WHAT THIS TASK INVOLVES -> Exactly the lines from the one that holds "Output a JSON" to the end of the data below: retype these and nothing else.

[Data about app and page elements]
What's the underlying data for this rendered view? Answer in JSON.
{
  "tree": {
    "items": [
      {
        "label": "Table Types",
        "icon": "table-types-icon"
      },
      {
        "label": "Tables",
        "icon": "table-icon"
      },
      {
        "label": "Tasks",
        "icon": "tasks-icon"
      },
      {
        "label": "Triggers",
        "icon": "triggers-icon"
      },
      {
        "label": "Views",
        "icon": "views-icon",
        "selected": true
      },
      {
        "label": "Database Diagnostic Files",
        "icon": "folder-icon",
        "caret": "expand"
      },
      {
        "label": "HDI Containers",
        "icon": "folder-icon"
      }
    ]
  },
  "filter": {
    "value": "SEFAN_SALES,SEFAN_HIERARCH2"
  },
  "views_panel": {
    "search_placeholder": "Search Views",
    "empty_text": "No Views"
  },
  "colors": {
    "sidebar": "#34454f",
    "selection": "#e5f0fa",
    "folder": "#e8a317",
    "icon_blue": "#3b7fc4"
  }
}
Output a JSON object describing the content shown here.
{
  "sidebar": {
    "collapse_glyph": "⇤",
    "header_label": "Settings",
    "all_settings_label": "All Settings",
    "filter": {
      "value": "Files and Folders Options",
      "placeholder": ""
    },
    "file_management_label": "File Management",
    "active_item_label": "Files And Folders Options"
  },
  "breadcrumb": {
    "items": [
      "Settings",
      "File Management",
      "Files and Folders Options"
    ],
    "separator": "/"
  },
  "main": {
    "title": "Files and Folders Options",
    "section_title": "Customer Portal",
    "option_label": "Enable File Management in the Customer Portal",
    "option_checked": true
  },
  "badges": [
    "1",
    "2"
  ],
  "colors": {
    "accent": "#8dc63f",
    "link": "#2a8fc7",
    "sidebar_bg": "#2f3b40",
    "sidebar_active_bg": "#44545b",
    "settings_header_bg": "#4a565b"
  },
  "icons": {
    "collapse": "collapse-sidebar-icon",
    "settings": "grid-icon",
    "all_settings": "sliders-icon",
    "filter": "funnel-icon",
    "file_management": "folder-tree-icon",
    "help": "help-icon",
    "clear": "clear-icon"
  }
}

ANSWER SECTION ->
Output a JSON object describing the content shown here.
{
  "sidebar": {
    "collapse_glyph": "⇤",
    "header_label": "Settings",
    "all_settings_label": "All Settings",
    "filter": {
      "value": "Files and Folders Options",
      "placeholder": ""
    },
    "file_management_label": "File Management",
    "active_item_label": "Files And Folders Options"
  },
  "breadcrumb": {
    "items": [
      "Settings",
      "File Management",
      "Files and Folders Options"
    ],
    "separator": "/"
  },
  "main": {
    "title": "Files and Folders Options",
    "section_title": "Customer Portal",
    "option_label": "Enable File Management in the Customer Portal",
    "option_checked": true
  },
  "badges": [
    "1",
    "2"
  ],
  "colors": {
    "accent": "#8dc63f",
    "link": "#2a8fc7",
    "sidebar_bg": "#2f3b40",
    "sidebar_active_bg": "#44545b",
    "settings_header_bg": "#4a565b"
  },
  "icons": {
    "collapse": "collapse-sidebar-icon",
    "settings": "grid-icon",
    "all_settings": "sliders-icon",
    "filter": "funnel-icon",
    "file_management": "folder-tree-icon",
    "help": "help-icon",
    "clear": "clear-icon"
  }
}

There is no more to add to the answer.